Therefore, a key recommendation we would make as we conclude is that the discretionary powers of the DPP to persecute complaints must not be the

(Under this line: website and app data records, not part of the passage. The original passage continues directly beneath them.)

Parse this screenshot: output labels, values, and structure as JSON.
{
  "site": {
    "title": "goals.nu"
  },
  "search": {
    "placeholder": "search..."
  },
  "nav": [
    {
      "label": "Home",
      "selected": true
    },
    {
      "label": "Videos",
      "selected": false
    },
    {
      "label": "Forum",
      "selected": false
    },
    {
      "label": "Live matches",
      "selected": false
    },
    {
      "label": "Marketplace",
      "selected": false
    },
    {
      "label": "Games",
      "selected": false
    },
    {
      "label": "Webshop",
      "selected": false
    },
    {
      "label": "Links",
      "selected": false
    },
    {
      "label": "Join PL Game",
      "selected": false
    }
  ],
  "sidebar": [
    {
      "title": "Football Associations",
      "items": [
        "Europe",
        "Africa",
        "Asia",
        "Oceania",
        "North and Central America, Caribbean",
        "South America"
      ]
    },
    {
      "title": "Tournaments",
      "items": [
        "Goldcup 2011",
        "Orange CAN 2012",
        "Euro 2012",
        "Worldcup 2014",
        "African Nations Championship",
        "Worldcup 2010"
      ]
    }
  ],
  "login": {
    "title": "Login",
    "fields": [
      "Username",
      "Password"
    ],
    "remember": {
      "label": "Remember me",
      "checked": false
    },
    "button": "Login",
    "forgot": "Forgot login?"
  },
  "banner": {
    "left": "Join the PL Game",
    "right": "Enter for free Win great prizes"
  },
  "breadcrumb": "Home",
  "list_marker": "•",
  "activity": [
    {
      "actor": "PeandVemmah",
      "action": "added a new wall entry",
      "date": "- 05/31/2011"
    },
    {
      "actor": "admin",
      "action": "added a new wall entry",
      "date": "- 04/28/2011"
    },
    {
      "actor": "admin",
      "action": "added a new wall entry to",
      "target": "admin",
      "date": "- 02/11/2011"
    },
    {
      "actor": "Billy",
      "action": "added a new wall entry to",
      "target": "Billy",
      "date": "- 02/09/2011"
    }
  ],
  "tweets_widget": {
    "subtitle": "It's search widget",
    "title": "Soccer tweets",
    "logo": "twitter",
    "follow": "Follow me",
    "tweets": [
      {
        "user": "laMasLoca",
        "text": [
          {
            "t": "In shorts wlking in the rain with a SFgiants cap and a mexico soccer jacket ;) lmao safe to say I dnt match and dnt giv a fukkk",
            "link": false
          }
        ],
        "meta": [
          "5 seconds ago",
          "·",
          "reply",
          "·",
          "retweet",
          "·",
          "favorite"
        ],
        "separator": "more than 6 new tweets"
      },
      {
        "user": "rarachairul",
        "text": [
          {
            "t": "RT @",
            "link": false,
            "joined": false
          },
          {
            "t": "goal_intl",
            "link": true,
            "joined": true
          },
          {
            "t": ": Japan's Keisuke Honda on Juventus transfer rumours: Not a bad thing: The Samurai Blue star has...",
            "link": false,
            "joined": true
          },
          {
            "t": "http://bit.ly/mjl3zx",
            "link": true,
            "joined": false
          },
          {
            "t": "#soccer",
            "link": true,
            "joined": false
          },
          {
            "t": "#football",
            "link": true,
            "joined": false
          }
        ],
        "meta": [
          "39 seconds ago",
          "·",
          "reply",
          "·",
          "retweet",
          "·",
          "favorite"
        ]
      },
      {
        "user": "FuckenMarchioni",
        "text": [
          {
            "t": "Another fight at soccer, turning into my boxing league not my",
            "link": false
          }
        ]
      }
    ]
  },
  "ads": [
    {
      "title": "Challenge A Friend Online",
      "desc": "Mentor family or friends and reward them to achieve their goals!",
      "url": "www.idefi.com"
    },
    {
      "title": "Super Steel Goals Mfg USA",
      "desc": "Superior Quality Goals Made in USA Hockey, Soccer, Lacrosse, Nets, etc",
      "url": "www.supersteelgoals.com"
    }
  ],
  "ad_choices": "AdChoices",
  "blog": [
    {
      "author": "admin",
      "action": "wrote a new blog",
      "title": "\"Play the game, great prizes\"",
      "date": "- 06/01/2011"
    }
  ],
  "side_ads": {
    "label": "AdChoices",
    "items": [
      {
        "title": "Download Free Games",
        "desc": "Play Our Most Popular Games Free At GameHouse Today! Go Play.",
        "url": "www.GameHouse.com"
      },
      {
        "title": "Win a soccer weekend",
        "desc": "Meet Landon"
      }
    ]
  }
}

subject of abuse or exercised to suit the political agenda of any governing regime. There is a need for more visibility and accountability on how the OPP exercises its discretion, in other Countries, guidelines have been promulgated to ensure consistency and bring transparency decision making process to the This is necessary to maintain public confidence in the criminal justice system The IPCB must also be able to make “mandatory recommendations” to the DPP where the circumstances clearly warrant the prosecution of a particular matter. This would make the Board more effective When the DPP refuses to prosecute, there must be some alternative mechanism where the Board can pursue matters through legal representation. Punishment against defaulting officers must be proportionale to the offense committed. As we continue to seek justice for Fatmata Binta Bah, her colleagues and all Sierra Leoneans who have been victims of police brutality, the police need to be reminded of their sacred duty to protect lives and property With an already battered image as a regime serving agency, we can equally conclude that professionalism in the Sierra Leone Police is on the brink. The government and the institutions charged with the responsibility of regulating the activities of the police may choose to ignore these egregious infractions of fundamental human rights and freedoms But who wins?